NBA Trade Rumors: Brooklyn Nets Can't Let Kris Humphries Escape to Bobcats

Adam FromalNational NBA Featured ColumnistJuly 13, 2012

NEWARK, NJ - APRIL 23:  Kris Humphries #43 (C) of the New Jersey Nets fights for rebound position against Andre Iguodala #9 and Elton Brand (R) #42 of the Philadelphia 76ers at Prudential Center on April 23, 2012 in Newark, New Jersey. Tonight's game is the last home game the Nets will play in New Jersey since the franchise will being moving and will play it's home games at the Barclays Center in the New York City Borough of Brooklyn starting with the 2012-13 NBA season. NOTE TO USER: User expressly acknowledges and agrees that, by downloading and or using this photograph, User is consenting to the terms and conditions of the Getty Images License Agreement.  (Photo by Chris Chambers/Getty Images)
Chris Chambers/Getty Images

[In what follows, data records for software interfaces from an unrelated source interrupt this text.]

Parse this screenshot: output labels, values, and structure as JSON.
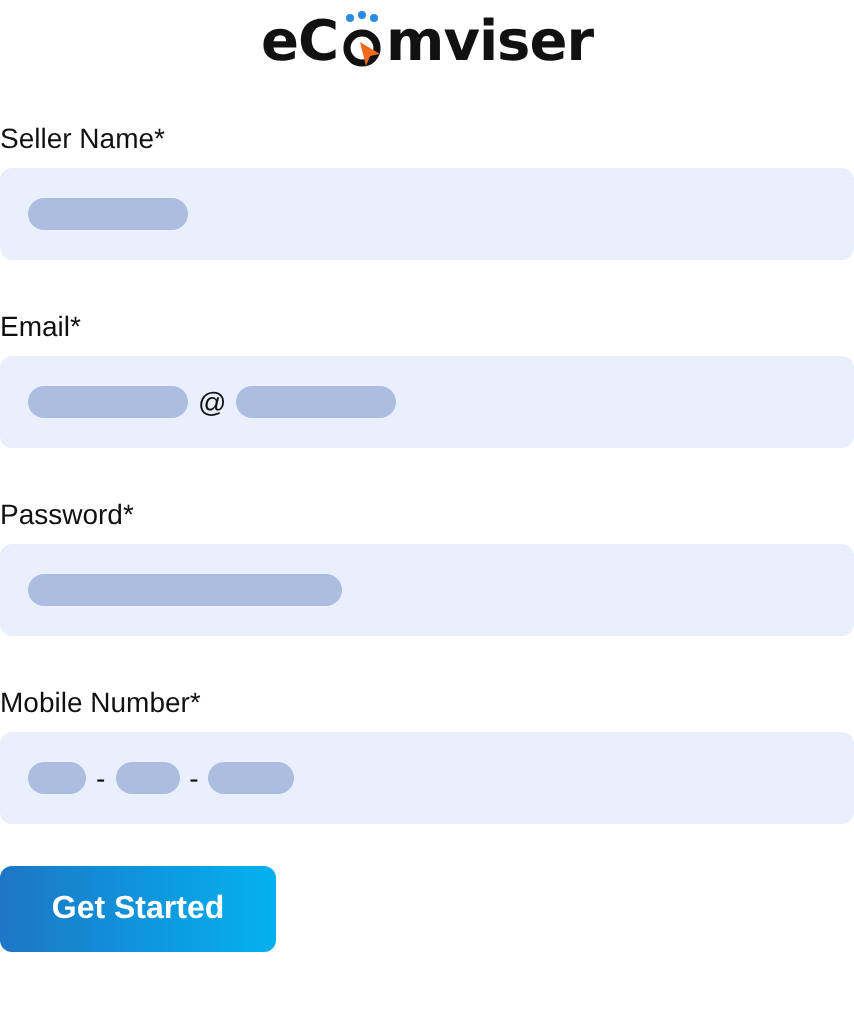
{
  "logo": {
    "before": "eC",
    "after": "mviser"
  },
  "fields": [
    {
      "label": "Seller Name*",
      "segments": [
        {
          "kind": "long"
        }
      ]
    },
    {
      "label": "Email*",
      "segments": [
        {
          "kind": "long"
        },
        {
          "kind": "separator",
          "text": "@"
        },
        {
          "kind": "long"
        }
      ]
    },
    {
      "label": "Password*",
      "segments": [
        {
          "kind": "wide"
        }
      ]
    },
    {
      "label": "Mobile Number*",
      "segments": [
        {
          "kind": "tiny"
        },
        {
          "kind": "separator",
          "text": "-"
        },
        {
          "kind": "short"
        },
        {
          "kind": "separator",
          "text": "-"
        },
        {
          "kind": "medium"
        }
      ]
    }
  ],
  "button": "Get Started"
}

Despite all the moves that the Brooklyn Nets have made this offseason, the team still needs to upgrade at the power forward position. 

Either allowing Kris Humprhies to escape as an unrestricted free agent and sign with the Charlotte Bobcats or completing a sign-and-trade would be the worst thing that Brooklyn could do right now. 

According to the Charlotte Observer's Rick Bonnell though, the Bobcats are trying to acquire the former Mr. Kardashian once more: 

Exclusive: The #Bobcats are re-engaged in acquiring Kris Humphries to upgrade their power forward spot, an informed source tells Observer.

— Rick Bonnell (@rick_bonnell) July 12, 2012

While it would be a great move for Charlotte, the Nets can't afford for this to happen. 

Right now, the power forward rotation—assuming that Gerald Wallace is playing small forward out of necessity—is comprised of Mirza Teletovic and Reggie Evans. 

Teletovic is an intriguing import from Bosnia, a sharp-shooter with terrific range and a great stroke. He'll be an asset on the offensive end of the court, especially running pick-and-pops with Deron Williams. 

However, Teletovic struggles immensely on defense, and he's not exactly a threat to crash the boards. With a center like Brook Lopez who refuses to rebound, this isn't a good combination. 

Moreover, a contender shouldn't be depending on a first-year import in the starting lineup, no matter how promising he may appear. 

The other power forward is Reggie Evans, a rebounding monster who doesn't really do anything else on the court. He's a great role player, but nothing more. 

Humphries, for all the unnecessary vitriol directed his way, is a solid all-around player. He's coming of a season in which he averaged 13.8 points and 11.0 rebounds per game with a PER of 17.98. 

With his energy level and improved defensive play, I'd go as far as saying he's one of the more underrated players in the league. 

More importantly, Humphries is a perfect fit for the squad because he doesn't need to score but—unlike Evans—can when asked to, and he's a monster on the boards. 

It might take some convincing, but the Nets must attempt to retain his services for at least the 2012-13 season.